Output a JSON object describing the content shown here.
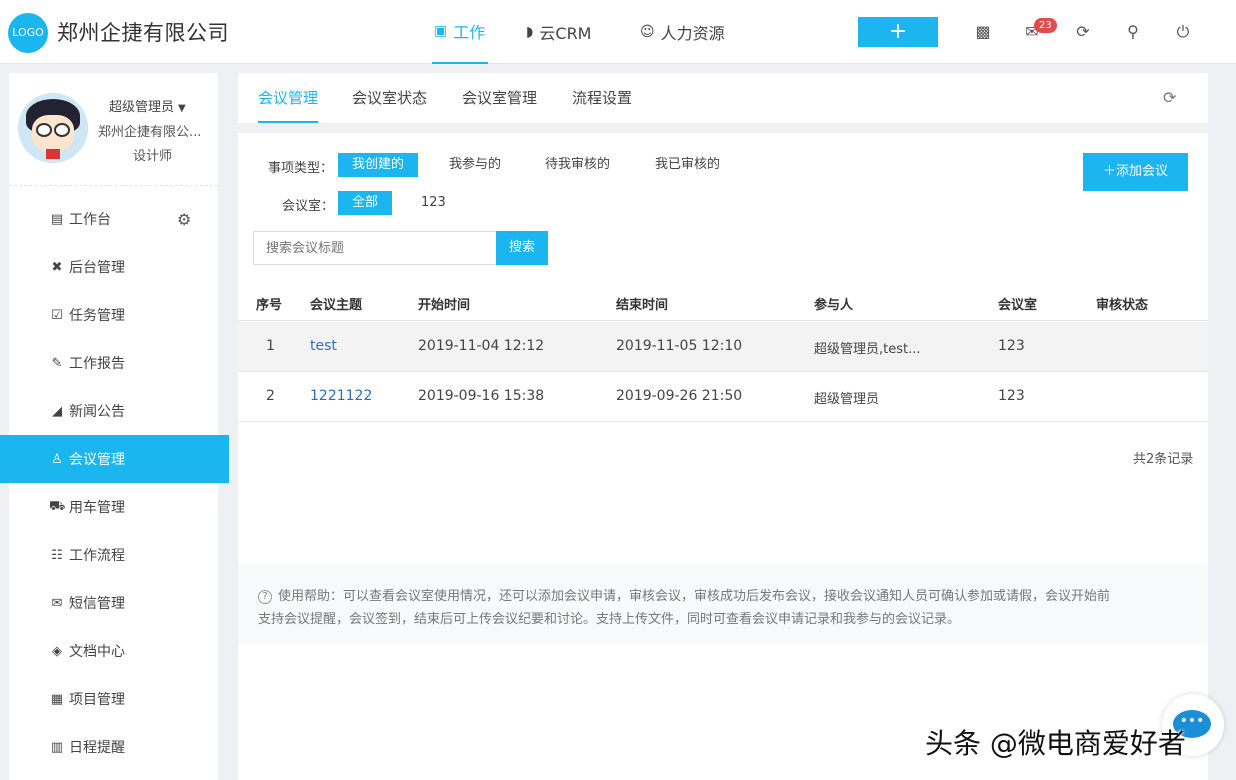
{
  "header": {
    "logo_text": "LOGO",
    "company": "郑州企捷有限公司",
    "nav": [
      {
        "icon": "briefcase-icon",
        "label": "工作"
      },
      {
        "icon": "pie-chart-icon",
        "label": "云CRM"
      },
      {
        "icon": "people-icon",
        "label": "人力资源"
      }
    ],
    "add_label": "+",
    "mail_badge": "23",
    "accent": "#1bb5f0"
  },
  "profile": {
    "name": "超级管理员",
    "company": "郑州企捷有限公...",
    "role": "设计师"
  },
  "sidebar": {
    "items": [
      {
        "label": "工作台",
        "icon": "desk-icon"
      },
      {
        "label": "后台管理",
        "icon": "tools-icon"
      },
      {
        "label": "任务管理",
        "icon": "checkbox-icon"
      },
      {
        "label": "工作报告",
        "icon": "report-icon"
      },
      {
        "label": "新闻公告",
        "icon": "megaphone-icon"
      },
      {
        "label": "会议管理",
        "icon": "meeting-icon"
      },
      {
        "label": "用车管理",
        "icon": "car-icon"
      },
      {
        "label": "工作流程",
        "icon": "flow-icon"
      },
      {
        "label": "短信管理",
        "icon": "envelope-icon"
      },
      {
        "label": "文档中心",
        "icon": "layers-icon"
      },
      {
        "label": "项目管理",
        "icon": "project-icon"
      },
      {
        "label": "日程提醒",
        "icon": "calendar-icon"
      }
    ],
    "active_index": 5
  },
  "tabs": [
    "会议管理",
    "会议室状态",
    "会议室管理",
    "流程设置"
  ],
  "filters": {
    "type_label": "事项类型：",
    "types": [
      "我创建的",
      "我参与的",
      "待我审核的",
      "我已审核的"
    ],
    "room_label": "会议室：",
    "rooms": [
      "全部",
      "123"
    ],
    "add_button": "添加会议",
    "search_placeholder": "搜索会议标题",
    "search_button": "搜索"
  },
  "table": {
    "columns": [
      "序号",
      "会议主题",
      "开始时间",
      "结束时间",
      "参与人",
      "会议室",
      "审核状态"
    ],
    "rows": [
      {
        "no": "1",
        "topic": "test",
        "start": "2019-11-04 12:12",
        "end": "2019-11-05 12:10",
        "people": "超级管理员,test...",
        "room": "123",
        "status": ""
      },
      {
        "no": "2",
        "topic": "1221122",
        "start": "2019-09-16 15:38",
        "end": "2019-09-26 21:50",
        "people": "超级管理员",
        "room": "123",
        "status": ""
      }
    ],
    "total": "共2条记录"
  },
  "help": {
    "line1": "使用帮助：可以查看会议室使用情况，还可以添加会议申请，审核会议，审核成功后发布会议，接收会议通知人员可确认参加或请假，会议开始前",
    "line2": "支持会议提醒，会议签到，结束后可上传会议纪要和讨论。支持上传文件，同时可查看会议申请记录和我参与的会议记录。"
  },
  "watermark": "头条 @微电商爱好者"
}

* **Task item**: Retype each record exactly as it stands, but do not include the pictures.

* **Output**:
Output a JSON object describing the content shown here.
{
  "header": {
    "logo_text": "LOGO",
    "company": "郑州企捷有限公司",
    "nav": [
      {
        "icon": "briefcase-icon",
        "label": "工作"
      },
      {
        "icon": "pie-chart-icon",
        "label": "云CRM"
      },
      {
        "icon": "people-icon",
        "label": "人力资源"
      }
    ],
    "add_label": "+",
    "mail_badge": "23",
    "accent": "#1bb5f0"
  },
  "profile": {
    "name": "超级管理员",
    "company": "郑州企捷有限公...",
    "role": "设计师"
  },
  "sidebar": {
    "items": [
      {
        "label": "工作台",
        "icon": "desk-icon"
      },
      {
        "label": "后台管理",
        "icon": "tools-icon"
      },
      {
        "label": "任务管理",
        "icon": "checkbox-icon"
      },
      {
        "label": "工作报告",
        "icon": "report-icon"
      },
      {
        "label": "新闻公告",
        "icon": "megaphone-icon"
      },
      {
        "label": "会议管理",
        "icon": "meeting-icon"
      },
      {
        "label": "用车管理",
        "icon": "car-icon"
      },
      {
        "label": "工作流程",
        "icon": "flow-icon"
      },
      {
        "label": "短信管理",
        "icon": "envelope-icon"
      },
      {
        "label": "文档中心",
        "icon": "layers-icon"
      },
      {
        "label": "项目管理",
        "icon": "project-icon"
      },
      {
        "label": "日程提醒",
        "icon": "calendar-icon"
      }
    ],
    "active_index": 5
  },
  "tabs": [
    "会议管理",
    "会议室状态",
    "会议室管理",
    "流程设置"
  ],
  "filters": {
    "type_label": "事项类型：",
    "types": [
      "我创建的",
      "我参与的",
      "待我审核的",
      "我已审核的"
    ],
    "room_label": "会议室：",
    "rooms": [
      "全部",
      "123"
    ],
    "add_button": "添加会议",
    "search_placeholder": "搜索会议标题",
    "search_button": "搜索"
  },
  "table": {
    "columns": [
      "序号",
      "会议主题",
      "开始时间",
      "结束时间",
      "参与人",
      "会议室",
      "审核状态"
    ],
    "rows": [
      {
        "no": "1",
        "topic": "test",
        "start": "2019-11-04 12:12",
        "end": "2019-11-05 12:10",
        "people": "超级管理员,test...",
        "room": "123",
        "status": ""
      },
      {
        "no": "2",
        "topic": "1221122",
        "start": "2019-09-16 15:38",
        "end": "2019-09-26 21:50",
        "people": "超级管理员",
        "room": "123",
        "status": ""
      }
    ],
    "total": "共2条记录"
  },
  "help": {
    "line1": "使用帮助：可以查看会议室使用情况，还可以添加会议申请，审核会议，审核成功后发布会议，接收会议通知人员可确认参加或请假，会议开始前",
    "line2": "支持会议提醒，会议签到，结束后可上传会议纪要和讨论。支持上传文件，同时可查看会议申请记录和我参与的会议记录。"
  },
  "watermark": "头条 @微电商爱好者"
}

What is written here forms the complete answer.